Ukrainian literature. – Among the Ukrainian poets who established themselves under the Soviet regime, Pavlo Tyčina, L. Pervomajskyj, M. Bažan, M. Ryl′skyj should be remembered. After the collections Sonja š ni klarneti (Solar clarinets, 1918), Zamist ‘sonetiv i oktav (In exchange for sonnets and octaves, 1919) and Plug (The plow, 1920) in which the revolution was seen on the level of a symbolism cosmic, as an apocalypse, in the spirit of A. Blok and A. Belyj, Tyčina passed to proletarian motifs in Viter z Ukraïfni (Vento dell’Ukraina, 1924), Č ernigiv (Černigov, 1931) and Partija sees (At the orders of the party, 1934), singing collectivism, the “Komsomol”, the heroes of the five-year plans, the red army, industry, in verses in which the echo of folklore is often perceived. The best of Bažan’s work is in the poems Bessmertja (Immortality, 1937), in which S. Kirov is recalled against the backdrop of the revolution, and Bat ′ ki i sini (Fathers and sons, 1938). Ryl′skyj, after a Parnassian period, turned to a communist theme in the poem Marina (1933), on the era of Ukrainian feudalism, and in the collections Znak tereziv (The constellation of the balance, 1932) Küv (1934), Lito (Summer, 1936), Ukraïna (1938).
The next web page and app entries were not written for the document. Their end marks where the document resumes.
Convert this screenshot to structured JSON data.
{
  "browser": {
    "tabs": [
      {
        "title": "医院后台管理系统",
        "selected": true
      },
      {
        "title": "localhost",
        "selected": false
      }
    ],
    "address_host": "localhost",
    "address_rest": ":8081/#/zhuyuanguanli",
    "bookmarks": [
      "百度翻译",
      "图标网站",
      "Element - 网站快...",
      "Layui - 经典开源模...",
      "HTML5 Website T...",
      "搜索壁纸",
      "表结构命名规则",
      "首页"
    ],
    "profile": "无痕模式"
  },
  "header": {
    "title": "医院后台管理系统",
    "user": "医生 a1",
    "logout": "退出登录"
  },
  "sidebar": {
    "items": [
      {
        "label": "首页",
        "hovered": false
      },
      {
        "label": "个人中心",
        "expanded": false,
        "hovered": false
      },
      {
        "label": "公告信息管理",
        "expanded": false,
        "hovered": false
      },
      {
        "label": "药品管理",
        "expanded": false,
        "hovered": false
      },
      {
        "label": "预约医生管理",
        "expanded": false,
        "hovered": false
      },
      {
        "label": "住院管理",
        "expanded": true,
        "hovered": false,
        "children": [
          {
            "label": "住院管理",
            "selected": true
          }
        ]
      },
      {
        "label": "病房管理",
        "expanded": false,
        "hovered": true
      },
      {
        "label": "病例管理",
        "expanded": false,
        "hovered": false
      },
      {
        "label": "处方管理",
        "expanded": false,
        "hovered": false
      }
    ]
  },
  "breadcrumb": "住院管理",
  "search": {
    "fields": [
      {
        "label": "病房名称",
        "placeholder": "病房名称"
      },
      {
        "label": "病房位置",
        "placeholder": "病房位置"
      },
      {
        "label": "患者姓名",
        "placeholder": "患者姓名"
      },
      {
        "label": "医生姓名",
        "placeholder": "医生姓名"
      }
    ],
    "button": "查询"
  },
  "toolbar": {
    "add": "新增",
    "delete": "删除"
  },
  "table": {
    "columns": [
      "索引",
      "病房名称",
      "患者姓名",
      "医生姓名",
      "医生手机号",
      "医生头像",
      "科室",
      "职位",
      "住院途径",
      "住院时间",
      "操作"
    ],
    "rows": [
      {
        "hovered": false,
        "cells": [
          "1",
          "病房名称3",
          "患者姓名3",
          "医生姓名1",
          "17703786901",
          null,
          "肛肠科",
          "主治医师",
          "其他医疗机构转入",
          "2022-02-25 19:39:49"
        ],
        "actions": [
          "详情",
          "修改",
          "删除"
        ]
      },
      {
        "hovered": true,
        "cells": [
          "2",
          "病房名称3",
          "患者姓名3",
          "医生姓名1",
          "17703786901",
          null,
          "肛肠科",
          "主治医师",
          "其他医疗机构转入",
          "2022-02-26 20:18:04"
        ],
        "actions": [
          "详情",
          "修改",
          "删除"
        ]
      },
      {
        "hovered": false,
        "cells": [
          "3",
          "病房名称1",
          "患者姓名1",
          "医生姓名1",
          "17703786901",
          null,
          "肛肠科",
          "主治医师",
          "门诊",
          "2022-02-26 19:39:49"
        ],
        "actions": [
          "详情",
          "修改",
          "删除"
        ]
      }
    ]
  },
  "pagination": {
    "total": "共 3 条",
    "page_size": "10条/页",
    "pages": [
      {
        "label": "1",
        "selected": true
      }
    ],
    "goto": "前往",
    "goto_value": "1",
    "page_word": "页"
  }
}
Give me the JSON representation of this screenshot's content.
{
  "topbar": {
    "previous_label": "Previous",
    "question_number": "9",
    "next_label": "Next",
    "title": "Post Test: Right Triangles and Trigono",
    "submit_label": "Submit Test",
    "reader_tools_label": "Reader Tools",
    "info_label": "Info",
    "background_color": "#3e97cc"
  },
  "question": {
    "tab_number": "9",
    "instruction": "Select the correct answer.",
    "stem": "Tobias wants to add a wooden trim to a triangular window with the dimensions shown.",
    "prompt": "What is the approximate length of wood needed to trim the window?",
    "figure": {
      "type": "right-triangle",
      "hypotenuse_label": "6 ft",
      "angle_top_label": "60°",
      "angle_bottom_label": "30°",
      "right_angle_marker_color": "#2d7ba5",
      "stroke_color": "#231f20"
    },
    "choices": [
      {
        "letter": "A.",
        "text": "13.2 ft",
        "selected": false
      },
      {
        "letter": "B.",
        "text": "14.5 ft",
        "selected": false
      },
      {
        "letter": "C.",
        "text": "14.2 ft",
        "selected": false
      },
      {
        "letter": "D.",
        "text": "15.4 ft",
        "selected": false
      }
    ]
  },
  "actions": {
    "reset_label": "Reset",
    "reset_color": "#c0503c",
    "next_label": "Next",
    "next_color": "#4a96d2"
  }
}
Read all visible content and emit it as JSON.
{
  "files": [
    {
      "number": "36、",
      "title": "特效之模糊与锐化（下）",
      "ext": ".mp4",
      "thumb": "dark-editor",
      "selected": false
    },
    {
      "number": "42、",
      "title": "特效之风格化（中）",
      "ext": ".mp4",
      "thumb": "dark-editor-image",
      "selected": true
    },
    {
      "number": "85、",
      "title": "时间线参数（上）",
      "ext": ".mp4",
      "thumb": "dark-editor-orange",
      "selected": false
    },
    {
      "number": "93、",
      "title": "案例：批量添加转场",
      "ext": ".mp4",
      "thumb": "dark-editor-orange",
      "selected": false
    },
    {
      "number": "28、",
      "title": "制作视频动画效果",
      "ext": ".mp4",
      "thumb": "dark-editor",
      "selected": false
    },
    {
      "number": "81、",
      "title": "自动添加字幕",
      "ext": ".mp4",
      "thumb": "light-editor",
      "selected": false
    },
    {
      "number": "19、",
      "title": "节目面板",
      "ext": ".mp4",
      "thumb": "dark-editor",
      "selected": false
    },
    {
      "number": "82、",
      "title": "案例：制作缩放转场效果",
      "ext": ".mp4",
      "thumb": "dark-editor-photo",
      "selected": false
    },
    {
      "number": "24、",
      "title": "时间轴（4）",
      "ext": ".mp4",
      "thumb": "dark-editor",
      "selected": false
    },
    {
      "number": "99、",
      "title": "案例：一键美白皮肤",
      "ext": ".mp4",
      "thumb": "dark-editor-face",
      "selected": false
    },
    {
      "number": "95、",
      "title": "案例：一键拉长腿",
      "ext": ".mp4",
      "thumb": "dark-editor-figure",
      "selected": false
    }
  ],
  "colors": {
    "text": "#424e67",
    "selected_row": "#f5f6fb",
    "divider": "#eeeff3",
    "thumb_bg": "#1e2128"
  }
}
Among the prose writers we will remember Ju. Janovskyj, author of the novels Č otiri š abli (Four sabers, 1930) and Ver š niki (The knights, 1935), A. Kopylenko with Narod ž uetsja mixed (A city is born, 1932) on socialist reconstruction and Du ž e dobre ( Very well, 1936) of a school environment; Ju. Smolič with Na š i tajni (Our secrets, 1936) and Ditinstvo (Childhood, 1937); A. Golovka with Mati (1935); Petr Panč with Obloga no è i (Siege of the night, 1936) and Mir (Pace, 1937); Ol. Desnjak with Desnu perej š them batal ‘ joni (I han battalions crossed the Desna, 1937); S. Skljarenko with Š ljach na Kiîv (The road to Kiev, 1937). Dominant themes of the new Ukrainian prose are the memories of the civil war and the problems of Soviet society. A very original and brilliant figure was Mikola Chylvovyj, founder of the literary association “Vaplite”, dissolved in 1927, and soul of the magazines Literaturnyi armarok (Literary Fair, 1929) and Litfront (Literary front, 1930). The group of which Chvylovyj was the leader came into conflict with the cultural policy of the Soviet government and was opposed and dispersed; in the terminology of Ukrainian criticism for a time “Chvylevism” was equivalent to Trotskyism. In the theater, Alehsandr Kornejčuk with Zagibel ′ eskadri (The defeat of the naval team) and Bogdan Chmel ′ nickyj stood out ; Ivan Kočerga with Pisnja pro svi č ku (The song of the candle) on the fight against feudalism in the 17th century, Pide š – ne vernë š sja (If you go, don’t come back), Č asov š ík i kurica (The watchmaker and the hen); V. Suchodol’skvj with Karmeljuk, about the popular hero of the same name, and L. Juchvid with the light comedy Vesilja v Malinovci (Marriage in Malinovka).